Input section start
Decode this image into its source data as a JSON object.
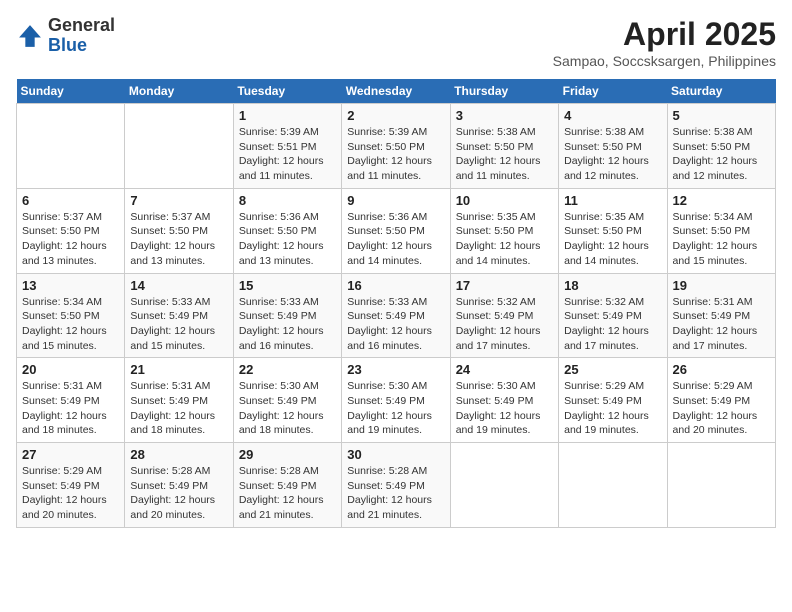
{
  "header": {
    "logo_line1": "General",
    "logo_line2": "Blue",
    "month_title": "April 2025",
    "location": "Sampao, Soccsksargen, Philippines"
  },
  "days_of_week": [
    "Sunday",
    "Monday",
    "Tuesday",
    "Wednesday",
    "Thursday",
    "Friday",
    "Saturday"
  ],
  "weeks": [
    [
      {
        "day": "",
        "sunrise": "",
        "sunset": "",
        "daylight": ""
      },
      {
        "day": "",
        "sunrise": "",
        "sunset": "",
        "daylight": ""
      },
      {
        "day": "1",
        "sunrise": "Sunrise: 5:39 AM",
        "sunset": "Sunset: 5:51 PM",
        "daylight": "Daylight: 12 hours and 11 minutes."
      },
      {
        "day": "2",
        "sunrise": "Sunrise: 5:39 AM",
        "sunset": "Sunset: 5:50 PM",
        "daylight": "Daylight: 12 hours and 11 minutes."
      },
      {
        "day": "3",
        "sunrise": "Sunrise: 5:38 AM",
        "sunset": "Sunset: 5:50 PM",
        "daylight": "Daylight: 12 hours and 11 minutes."
      },
      {
        "day": "4",
        "sunrise": "Sunrise: 5:38 AM",
        "sunset": "Sunset: 5:50 PM",
        "daylight": "Daylight: 12 hours and 12 minutes."
      },
      {
        "day": "5",
        "sunrise": "Sunrise: 5:38 AM",
        "sunset": "Sunset: 5:50 PM",
        "daylight": "Daylight: 12 hours and 12 minutes."
      }
    ],
    [
      {
        "day": "6",
        "sunrise": "Sunrise: 5:37 AM",
        "sunset": "Sunset: 5:50 PM",
        "daylight": "Daylight: 12 hours and 13 minutes."
      },
      {
        "day": "7",
        "sunrise": "Sunrise: 5:37 AM",
        "sunset": "Sunset: 5:50 PM",
        "daylight": "Daylight: 12 hours and 13 minutes."
      },
      {
        "day": "8",
        "sunrise": "Sunrise: 5:36 AM",
        "sunset": "Sunset: 5:50 PM",
        "daylight": "Daylight: 12 hours and 13 minutes."
      },
      {
        "day": "9",
        "sunrise": "Sunrise: 5:36 AM",
        "sunset": "Sunset: 5:50 PM",
        "daylight": "Daylight: 12 hours and 14 minutes."
      },
      {
        "day": "10",
        "sunrise": "Sunrise: 5:35 AM",
        "sunset": "Sunset: 5:50 PM",
        "daylight": "Daylight: 12 hours and 14 minutes."
      },
      {
        "day": "11",
        "sunrise": "Sunrise: 5:35 AM",
        "sunset": "Sunset: 5:50 PM",
        "daylight": "Daylight: 12 hours and 14 minutes."
      },
      {
        "day": "12",
        "sunrise": "Sunrise: 5:34 AM",
        "sunset": "Sunset: 5:50 PM",
        "daylight": "Daylight: 12 hours and 15 minutes."
      }
    ],
    [
      {
        "day": "13",
        "sunrise": "Sunrise: 5:34 AM",
        "sunset": "Sunset: 5:50 PM",
        "daylight": "Daylight: 12 hours and 15 minutes."
      },
      {
        "day": "14",
        "sunrise": "Sunrise: 5:33 AM",
        "sunset": "Sunset: 5:49 PM",
        "daylight": "Daylight: 12 hours and 15 minutes."
      },
      {
        "day": "15",
        "sunrise": "Sunrise: 5:33 AM",
        "sunset": "Sunset: 5:49 PM",
        "daylight": "Daylight: 12 hours and 16 minutes."
      },
      {
        "day": "16",
        "sunrise": "Sunrise: 5:33 AM",
        "sunset": "Sunset: 5:49 PM",
        "daylight": "Daylight: 12 hours and 16 minutes."
      },
      {
        "day": "17",
        "sunrise": "Sunrise: 5:32 AM",
        "sunset": "Sunset: 5:49 PM",
        "daylight": "Daylight: 12 hours and 17 minutes."
      },
      {
        "day": "18",
        "sunrise": "Sunrise: 5:32 AM",
        "sunset": "Sunset: 5:49 PM",
        "daylight": "Daylight: 12 hours and 17 minutes."
      },
      {
        "day": "19",
        "sunrise": "Sunrise: 5:31 AM",
        "sunset": "Sunset: 5:49 PM",
        "daylight": "Daylight: 12 hours and 17 minutes."
      }
    ],
    [
      {
        "day": "20",
        "sunrise": "Sunrise: 5:31 AM",
        "sunset": "Sunset: 5:49 PM",
        "daylight": "Daylight: 12 hours and 18 minutes."
      },
      {
        "day": "21",
        "sunrise": "Sunrise: 5:31 AM",
        "sunset": "Sunset: 5:49 PM",
        "daylight": "Daylight: 12 hours and 18 minutes."
      },
      {
        "day": "22",
        "sunrise": "Sunrise: 5:30 AM",
        "sunset": "Sunset: 5:49 PM",
        "daylight": "Daylight: 12 hours and 18 minutes."
      },
      {
        "day": "23",
        "sunrise": "Sunrise: 5:30 AM",
        "sunset": "Sunset: 5:49 PM",
        "daylight": "Daylight: 12 hours and 19 minutes."
      },
      {
        "day": "24",
        "sunrise": "Sunrise: 5:30 AM",
        "sunset": "Sunset: 5:49 PM",
        "daylight": "Daylight: 12 hours and 19 minutes."
      },
      {
        "day": "25",
        "sunrise": "Sunrise: 5:29 AM",
        "sunset": "Sunset: 5:49 PM",
        "daylight": "Daylight: 12 hours and 19 minutes."
      },
      {
        "day": "26",
        "sunrise": "Sunrise: 5:29 AM",
        "sunset": "Sunset: 5:49 PM",
        "daylight": "Daylight: 12 hours and 20 minutes."
      }
    ],
    [
      {
        "day": "27",
        "sunrise": "Sunrise: 5:29 AM",
        "sunset": "Sunset: 5:49 PM",
        "daylight": "Daylight: 12 hours and 20 minutes."
      },
      {
        "day": "28",
        "sunrise": "Sunrise: 5:28 AM",
        "sunset": "Sunset: 5:49 PM",
        "daylight": "Daylight: 12 hours and 20 minutes."
      },
      {
        "day": "29",
        "sunrise": "Sunrise: 5:28 AM",
        "sunset": "Sunset: 5:49 PM",
        "daylight": "Daylight: 12 hours and 21 minutes."
      },
      {
        "day": "30",
        "sunrise": "Sunrise: 5:28 AM",
        "sunset": "Sunset: 5:49 PM",
        "daylight": "Daylight: 12 hours and 21 minutes."
      },
      {
        "day": "",
        "sunrise": "",
        "sunset": "",
        "daylight": ""
      },
      {
        "day": "",
        "sunrise": "",
        "sunset": "",
        "daylight": ""
      },
      {
        "day": "",
        "sunrise": "",
        "sunset": "",
        "daylight": ""
      }
    ]
  ]
}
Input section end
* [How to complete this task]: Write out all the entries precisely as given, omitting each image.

* [Exercise output]:
Decode this image into its source data as a JSON object.
{
  "header": {
    "logo_line1": "General",
    "logo_line2": "Blue",
    "month_title": "April 2025",
    "location": "Sampao, Soccsksargen, Philippines"
  },
  "days_of_week": [
    "Sunday",
    "Monday",
    "Tuesday",
    "Wednesday",
    "Thursday",
    "Friday",
    "Saturday"
  ],
  "weeks": [
    [
      {
        "day": "",
        "sunrise": "",
        "sunset": "",
        "daylight": ""
      },
      {
        "day": "",
        "sunrise": "",
        "sunset": "",
        "daylight": ""
      },
      {
        "day": "1",
        "sunrise": "Sunrise: 5:39 AM",
        "sunset": "Sunset: 5:51 PM",
        "daylight": "Daylight: 12 hours and 11 minutes."
      },
      {
        "day": "2",
        "sunrise": "Sunrise: 5:39 AM",
        "sunset": "Sunset: 5:50 PM",
        "daylight": "Daylight: 12 hours and 11 minutes."
      },
      {
        "day": "3",
        "sunrise": "Sunrise: 5:38 AM",
        "sunset": "Sunset: 5:50 PM",
        "daylight": "Daylight: 12 hours and 11 minutes."
      },
      {
        "day": "4",
        "sunrise": "Sunrise: 5:38 AM",
        "sunset": "Sunset: 5:50 PM",
        "daylight": "Daylight: 12 hours and 12 minutes."
      },
      {
        "day": "5",
        "sunrise": "Sunrise: 5:38 AM",
        "sunset": "Sunset: 5:50 PM",
        "daylight": "Daylight: 12 hours and 12 minutes."
      }
    ],
    [
      {
        "day": "6",
        "sunrise": "Sunrise: 5:37 AM",
        "sunset": "Sunset: 5:50 PM",
        "daylight": "Daylight: 12 hours and 13 minutes."
      },
      {
        "day": "7",
        "sunrise": "Sunrise: 5:37 AM",
        "sunset": "Sunset: 5:50 PM",
        "daylight": "Daylight: 12 hours and 13 minutes."
      },
      {
        "day": "8",
        "sunrise": "Sunrise: 5:36 AM",
        "sunset": "Sunset: 5:50 PM",
        "daylight": "Daylight: 12 hours and 13 minutes."
      },
      {
        "day": "9",
        "sunrise": "Sunrise: 5:36 AM",
        "sunset": "Sunset: 5:50 PM",
        "daylight": "Daylight: 12 hours and 14 minutes."
      },
      {
        "day": "10",
        "sunrise": "Sunrise: 5:35 AM",
        "sunset": "Sunset: 5:50 PM",
        "daylight": "Daylight: 12 hours and 14 minutes."
      },
      {
        "day": "11",
        "sunrise": "Sunrise: 5:35 AM",
        "sunset": "Sunset: 5:50 PM",
        "daylight": "Daylight: 12 hours and 14 minutes."
      },
      {
        "day": "12",
        "sunrise": "Sunrise: 5:34 AM",
        "sunset": "Sunset: 5:50 PM",
        "daylight": "Daylight: 12 hours and 15 minutes."
      }
    ],
    [
      {
        "day": "13",
        "sunrise": "Sunrise: 5:34 AM",
        "sunset": "Sunset: 5:50 PM",
        "daylight": "Daylight: 12 hours and 15 minutes."
      },
      {
        "day": "14",
        "sunrise": "Sunrise: 5:33 AM",
        "sunset": "Sunset: 5:49 PM",
        "daylight": "Daylight: 12 hours and 15 minutes."
      },
      {
        "day": "15",
        "sunrise": "Sunrise: 5:33 AM",
        "sunset": "Sunset: 5:49 PM",
        "daylight": "Daylight: 12 hours and 16 minutes."
      },
      {
        "day": "16",
        "sunrise": "Sunrise: 5:33 AM",
        "sunset": "Sunset: 5:49 PM",
        "daylight": "Daylight: 12 hours and 16 minutes."
      },
      {
        "day": "17",
        "sunrise": "Sunrise: 5:32 AM",
        "sunset": "Sunset: 5:49 PM",
        "daylight": "Daylight: 12 hours and 17 minutes."
      },
      {
        "day": "18",
        "sunrise": "Sunrise: 5:32 AM",
        "sunset": "Sunset: 5:49 PM",
        "daylight": "Daylight: 12 hours and 17 minutes."
      },
      {
        "day": "19",
        "sunrise": "Sunrise: 5:31 AM",
        "sunset": "Sunset: 5:49 PM",
        "daylight": "Daylight: 12 hours and 17 minutes."
      }
    ],
    [
      {
        "day": "20",
        "sunrise": "Sunrise: 5:31 AM",
        "sunset": "Sunset: 5:49 PM",
        "daylight": "Daylight: 12 hours and 18 minutes."
      },
      {
        "day": "21",
        "sunrise": "Sunrise: 5:31 AM",
        "sunset": "Sunset: 5:49 PM",
        "daylight": "Daylight: 12 hours and 18 minutes."
      },
      {
        "day": "22",
        "sunrise": "Sunrise: 5:30 AM",
        "sunset": "Sunset: 5:49 PM",
        "daylight": "Daylight: 12 hours and 18 minutes."
      },
      {
        "day": "23",
        "sunrise": "Sunrise: 5:30 AM",
        "sunset": "Sunset: 5:49 PM",
        "daylight": "Daylight: 12 hours and 19 minutes."
      },
      {
        "day": "24",
        "sunrise": "Sunrise: 5:30 AM",
        "sunset": "Sunset: 5:49 PM",
        "daylight": "Daylight: 12 hours and 19 minutes."
      },
      {
        "day": "25",
        "sunrise": "Sunrise: 5:29 AM",
        "sunset": "Sunset: 5:49 PM",
        "daylight": "Daylight: 12 hours and 19 minutes."
      },
      {
        "day": "26",
        "sunrise": "Sunrise: 5:29 AM",
        "sunset": "Sunset: 5:49 PM",
        "daylight": "Daylight: 12 hours and 20 minutes."
      }
    ],
    [
      {
        "day": "27",
        "sunrise": "Sunrise: 5:29 AM",
        "sunset": "Sunset: 5:49 PM",
        "daylight": "Daylight: 12 hours and 20 minutes."
      },
      {
        "day": "28",
        "sunrise": "Sunrise: 5:28 AM",
        "sunset": "Sunset: 5:49 PM",
        "daylight": "Daylight: 12 hours and 20 minutes."
      },
      {
        "day": "29",
        "sunrise": "Sunrise: 5:28 AM",
        "sunset": "Sunset: 5:49 PM",
        "daylight": "Daylight: 12 hours and 21 minutes."
      },
      {
        "day": "30",
        "sunrise": "Sunrise: 5:28 AM",
        "sunset": "Sunset: 5:49 PM",
        "daylight": "Daylight: 12 hours and 21 minutes."
      },
      {
        "day": "",
        "sunrise": "",
        "sunset": "",
        "daylight": ""
      },
      {
        "day": "",
        "sunrise": "",
        "sunset": "",
        "daylight": ""
      },
      {
        "day": "",
        "sunrise": "",
        "sunset": "",
        "daylight": ""
      }
    ]
  ]
}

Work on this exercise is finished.